lead inspector certifications

What You Need to Know About Lead Paint Safety

The older your home is, the more likely it is to contain lead paint. Before World War II, lead-based paints were extremely common and contained as much as 40% lead by dry weight. Indeed, almost 75% of U.S. housing still contains some amount of lead paint.

Something that many people see as an inner city problem is actually quite widespread, and it could cause serious health repercussions for you and your family — particularly for the very young and the very old. Already in the U.S., more than three million children under the age of six has been exposed to toxic lead levels.

It is important to get your home tested, especially if it is not a new home and if you have or expect to have children. However, contrary to popular belief, you should not use home lead test kits. For the safety of your family, make sure to contact an agency with professionals that carry lead inspector certifications, who are EPA lead certified, and have received extensive lead inspector training.
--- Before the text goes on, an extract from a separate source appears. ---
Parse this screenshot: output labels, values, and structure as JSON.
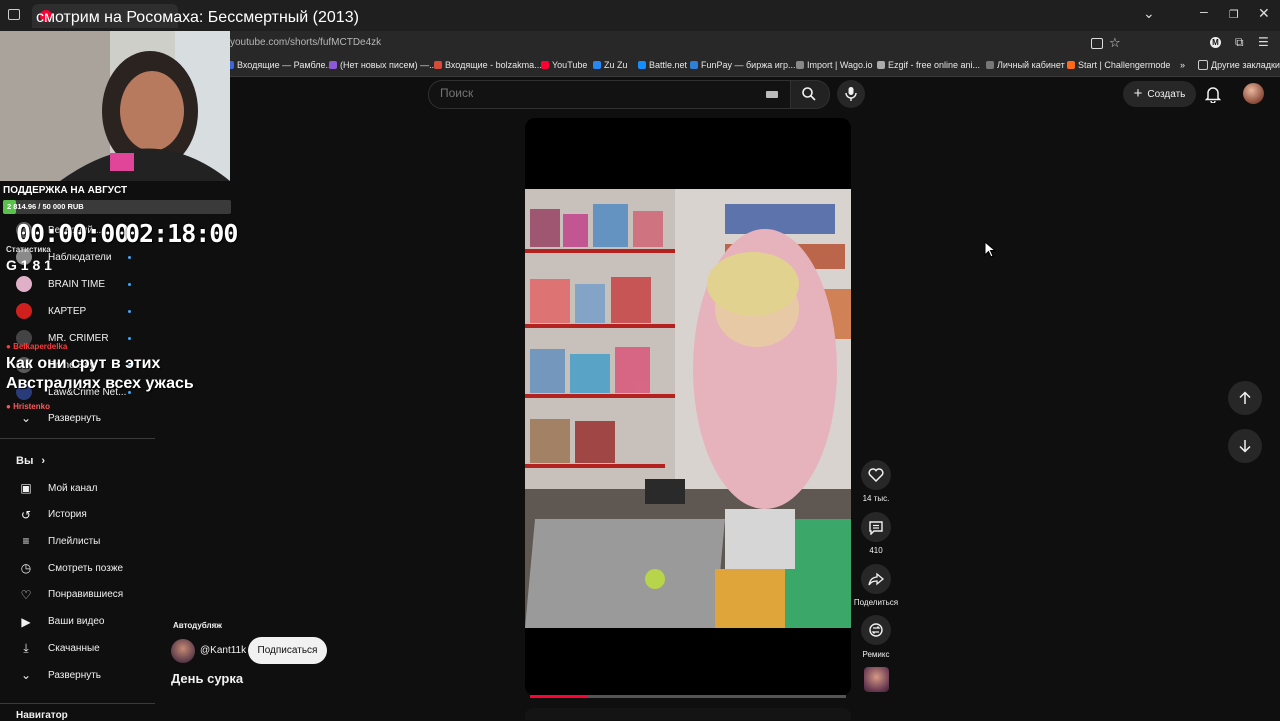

In the meantime, here’s what you need to know about lead in your home:

  • Particularly hazardous areas include places in the home where older layers of paint are exposed, or that get a significant amount of wear and tear. This may include doors and door frames, windows and window sills, stairs, railings, and porches.
  • Lead dust usually results from indoor sources, like deteriorating lead-based paint, but can also be tracked into the home from soil outside, which is contaminated by deteriorating exterior lead-based paint.
  • One common activity that is likely to expose lead paint: renovation and repair. By disturbing and demolishing aspects of your home, you are likely to send lead dust into the air, where you and your kids will breathe it into your lungs, and thus your bloodstream.
  • Another way lead can get into your home is through the pipes. It is used in water service lines and household plumbing materials. Over time, it can leach into the water. Lead pipes and lead solder were used commonly as recently as 1986, so remember to get your home and pipes inspected ASAP

If you plan on renovating, make sure to enlist the help of someone with lead renovator training and a lead inspector certification. Lead certification courses offer an opportunity to understand how to detect and eliminate the threat of lead in your home.